This deepening ghettoising must be put in the wider context of the hostile, racist environment cultivated and exploited by Trump, but with much longer historic strands in US history. The Hispanic people struggling to survive in Jersey City are related to those the president doesn’t want coming to America at all. Although there haven’t yet been high-profile shootings of black people by Jersey City police, there are repeated complaints of brutality. Deadly street-violence is common. At an anecdotal level, I have spoken to many people whose coded references to certain parts of Jersey City suggest the fear and paranoia of the other that has been the underpinning of Trump’s political message. During my last visit, I asked one person if there was a local bar in the Communipaw area where I was staying. He immediately said I should get an Uber and go downtown. He didn’t add “it’s safer and whiter”, but that’s what he meant. Instead, I walked round the corner and found The Junction Lounge, a very friendly place, where all the staff and customers were black.
Jersey City reflects the nation in another way. Despite the wealth on display downtown, there’s a poverty rate of 19% that almost equally afflicts households of different ethnicities. Although wealth distribution in the US is still grossly skewed against African-Americans and blacks are twice as likely as whites to live in poverty, Jersey City illustrates that in post-industrial areas, the misery, for some, is shared. Despite Trump’s crude, divisive appeals to nativism, the working class suffers together.
Jersey City is America in microcosm, a deeply divided landscape of abandoned places and people, with a thin layer of glossy super-privilege on top. The civic infrastructure is visibly crumbling. Roads are rutted, public transport creaks and services, particularly those relied on by the poor, have been severely cut.

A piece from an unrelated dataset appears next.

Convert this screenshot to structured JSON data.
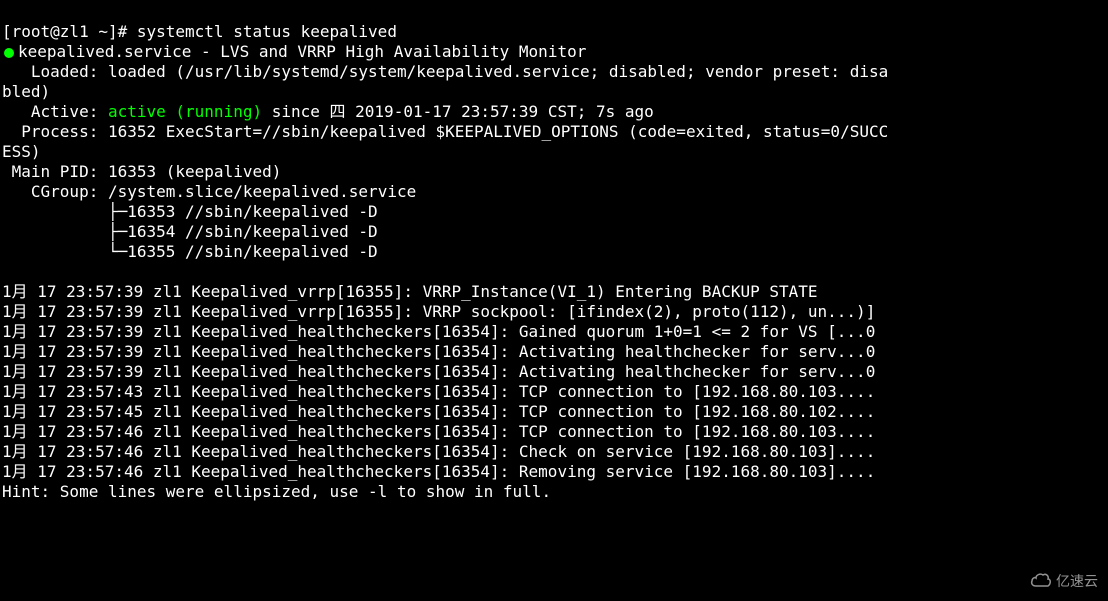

The Jersey City public housing authority’s website prominently informs prospective applicants that its waiting list is closed.
The future for Jersey City – and all of us – will be shaped, if not determined, by next year’s election. It’s already been remodelled with Trump-like brutality and indifference. As a local resident, Devyn Manibo puts it “When Jersey City becomes a commodity, it’s no longer a home”. But like the US as a whole, Jersey City has a deep-rooted resilience and humanity that will endure beyond 2020, a spirit symbolised by its most famous resident. According to local legend, 1 Communipaw Avenue is the official address of a “mighty woman with a torch” and a message of “world-wide welcome…send these, the homeless, tempest-tossed to me”. The week after my trip, we saw the photo of Oscar and Valeria Ramirez lying dead in the Rio Grande. No image could more starkly illustrate the choice before us.